A U.S. push to change the Iran nuclear deal is sending a “very dangerous message” that countries should never negotiate with Washington, Iran’s foreign minister warned, as U.S. and North Korean leaders prepare to meet for talks.
"Iran has a wide range of options both inside and outside of the JCPOA and surely, the reaction from Iran and the international community will be unpleasant for the Americans," Iran’s Foreign Minister Mohammad Javad Zarif said in New York.
Zarif said that for French President Emmanuel Macron and German Chancellor Angela Merkel “to try to appease the U.S. President Donald Trump, [it] would be an exercise in futility.”
Trump will decide by May 12 whether to restore U.S. economic sanctions on Iran, which would be a severe blow to the 2015 pact between Iran and six major powers. He has pressured European allies to work with Washington to fix the deal.
In New York, Zarif said the U.S. has not only failed to implement its side of the deal but is asking for more than what had been agreed to in the first place. Tehran has a variety of options in store that will make the United States "regret" leaving the 2015 Iran nuclear deal, known as the Joint Comprehensive Plan of Action (JCPOA), according to Zarif.
Under the deal, which entered into force in January 2016 when former U.S. President Barack Obama was still in office, Iran agreed to limit parts of its peaceful nuclear program in exchange for removal of all nuclear-related sanctions.
Zarif blamed the U.S. government, especially the Trump administration, for the failure to honor its commitments and said it was up to the European signatories of the deal to preserve it and force Washington into keeping up its obligations.
Trump has been a vocal critic of the Iran nuclear deal which was signed between Tehran and six world powers: the U.S., France, Britain, Russia, China and Germany.
"If the European countries want to preserve the deal they have to make it sustainable for Iran; they need to impose pressure on the United States in order to compel the U.S., encourage the U.S. to implement what it undertook under the deal," Zarif said, regretting that "unfortunately, it hasn't been doing that."
Dubbing the JCPOA "the worst deal ever," Trump insists that it favors Iran, and has urged Congress and the Europeans to "fix" the agreement, or he will kill it by May 12, when he has to re-certify Iran's compliance.

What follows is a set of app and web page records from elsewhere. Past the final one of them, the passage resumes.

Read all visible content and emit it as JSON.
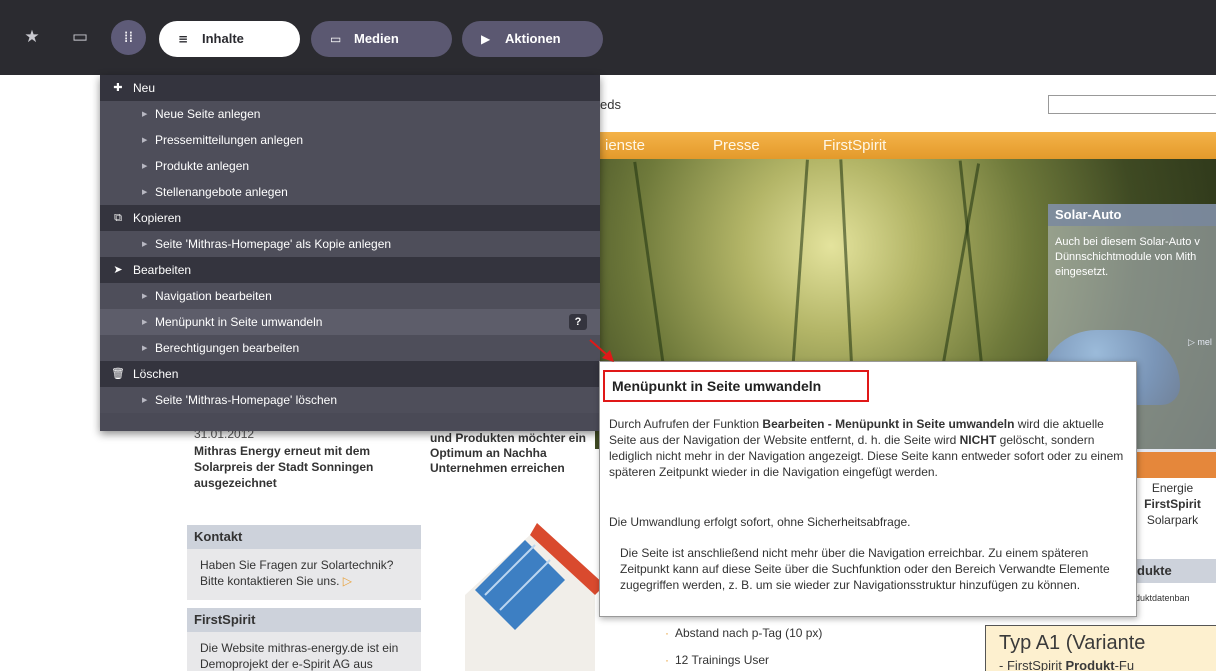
{
  "toolbar": {
    "favorites_icon": "star-sparkle-icon",
    "devices_icon": "devices-icon",
    "apps_icon": "grid-icon",
    "tabs": [
      {
        "label": "Inhalte",
        "icon": "list-icon"
      },
      {
        "label": "Medien",
        "icon": "monitor-icon"
      },
      {
        "label": "Aktionen",
        "icon": "play-icon"
      }
    ]
  },
  "menu": {
    "sections": [
      {
        "label": "Neu",
        "icon": "plus-icon"
      },
      {
        "label": "Kopieren",
        "icon": "copy-icon"
      },
      {
        "label": "Bearbeiten",
        "icon": "cursor-icon"
      },
      {
        "label": "Löschen",
        "icon": "trash-icon"
      }
    ],
    "items": [
      "Neue Seite anlegen",
      "Pressemitteilungen anlegen",
      "Produkte anlegen",
      "Stellenangebote anlegen",
      "Seite 'Mithras-Homepage' als Kopie anlegen",
      "Navigation bearbeiten",
      "Menüpunkt in Seite umwandeln",
      "Berechtigungen bearbeiten",
      "Seite 'Mithras-Homepage' löschen"
    ],
    "help_label": "?"
  },
  "tooltip": {
    "title": "Menüpunkt in Seite umwandeln",
    "p1_a": "Durch Aufrufen der Funktion ",
    "p1_b": "Bearbeiten - Menüpunkt in Seite umwandeln",
    "p1_c": " wird die aktuelle Seite aus der Navigation der Website entfernt, d. h. die Seite wird ",
    "p1_d": "NICHT",
    "p1_e": " gelöscht, sondern lediglich nicht mehr in der Navigation angezeigt. Diese Seite kann entweder sofort oder zu einem späteren Zeitpunkt wieder in die Navigation eingefügt werden.",
    "p2": "Die Umwandlung erfolgt sofort, ohne Sicherheitsabfrage.",
    "p3": "Die Seite ist anschließend nicht mehr über die Navigation erreichbar. Zu einem späteren Zeitpunkt kann auf diese Seite über die Suchfunktion oder den Bereich Verwandte Elemente zugegriffen werden, z. B. um sie wieder zur Navigationsstruktur hinzufügen zu können."
  },
  "site": {
    "feeds": "eds",
    "nav": [
      "ienste",
      "Presse",
      "FirstSpirit"
    ],
    "solar_title": "Solar-Auto",
    "solar_text": "Auch bei diesem Solar-Auto v Dünnschichtmodule von Mith eingesetzt.",
    "solar_more": "▷ mel",
    "news_date": "31.01.2012",
    "news_title": "Mithras Energy erneut mit dem Solarpreis der Stadt Sonningen ausgezeichnet",
    "intro": "und Produkten möchter ein Optimum an Nachha Unternehmen erreichen",
    "kontakt_title": "Kontakt",
    "kontakt_text": "Haben Sie Fragen zur Solartechnik? Bitte kontaktieren Sie uns.",
    "firstspirit_title": "FirstSpirit",
    "firstspirit_text": "Die Website mithras-energy.de ist ein Demoprojekt der e-Spirit AG aus",
    "bullets": [
      "Abstand nach p-Tag (10 px)",
      "12 Trainings User"
    ],
    "right_list": [
      "Energie",
      "FirstSpirit",
      "Solarpark"
    ],
    "right_dukte": "dukte",
    "right_small": "duktdatenban",
    "typ_title": "Typ A1 (Variante",
    "typ_sub_a": "- FirstSpirit ",
    "typ_sub_b": "Produkt",
    "typ_sub_c": "-Fu"
  }
}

Zarif made it clear that although Europeans had yet to suggest any plan that would include renegotiating the deal, such offers “will not get a positive answer" from the Islamic Republic and Tehran would make no concessions.
Trump’s demands include inspection of Iran's military sites, removing the so-called sunset clauses in the deal, and ending Tehran's ballistic missile program – all points that Republican lawmakers had criticized the Obama administration for not ensuring when the deal was being negotiated.
"The U.S. will definitely see a response from Iran and the international community if it decides to leave the deal. And it won't be a pleasant response for them," Zarif reiterated.
"The consensus in Europe and among the P5+1 is that the agreement is not renegotiable and other issues are irrelevant to it," he said, adding Tehran's interests in the agreement "must be persevered.”
EU foreign ministers met in Luxembourg to discuss new sanctions on Tehran's missile program and regional activities proposed by Britain, France and Germany in a bid to persuade Washington to keep the agreement.
However, the 28 ministers failed to reach an agreement, amid concerns that the new package of sanctions would not have an impact on the Trump administration's final decision.
In the meantime, Zarif presented the ninth quarterly report on the implementation of JCPOA to Iran’s parliament, Foreign Ministry Spokesman Bahram Qassemi said. Qassemi said that the 10th report of the International Atomic Energy Agency (IAEA) verified Iran's "full adherence to its nuclear commitments.”
"Our report states that over the past three months, all of Iran's nuclear activities, especially in the field of research and development, have been carried out in accordance with a plan set out by the Atomic Energy Organization of Iran," he added.
"America's violations of the JCPOA, its increased efforts to undermine the deal over the past three months - such as questioning Iran's compliance with the deal and setting a deadline for three European states to fix the alleged flaws in the deal - have been addressed," he said.
The head of Iran’s nuclear agency expressed the hope that the United States "comes to its senses,” but warned that Tehran's response will be "astonishing" if the nuclear deal is scrapped.
"We're ready for every scenario," Ali Akbar Salehi told reporters on the sidelines of an event in Tehran on April 21. "We have said numerous times that we are prepared to such an extent that will astonish the other side," he said.
An Iranian deputy foreign minister also dismissed the notion that Tehran is desperate enough to remain committed to the nuclear deal under any and all circumstances.
At a meeting with Norwegian Foreign Minister Marie Eriksen Soreide, Deputy FM Abbas Araqchi said that "thinking that Iran will remain committed to the nuclear deal under just any circumstance is a big mistake."
Araqchi said the accord is, "first and foremost a security agreement" whose failure will "weaken the non-proliferation system.”
He warned that efforts to link the JCPOA to other issues will "further complicate" the already complex situation in the Middle East.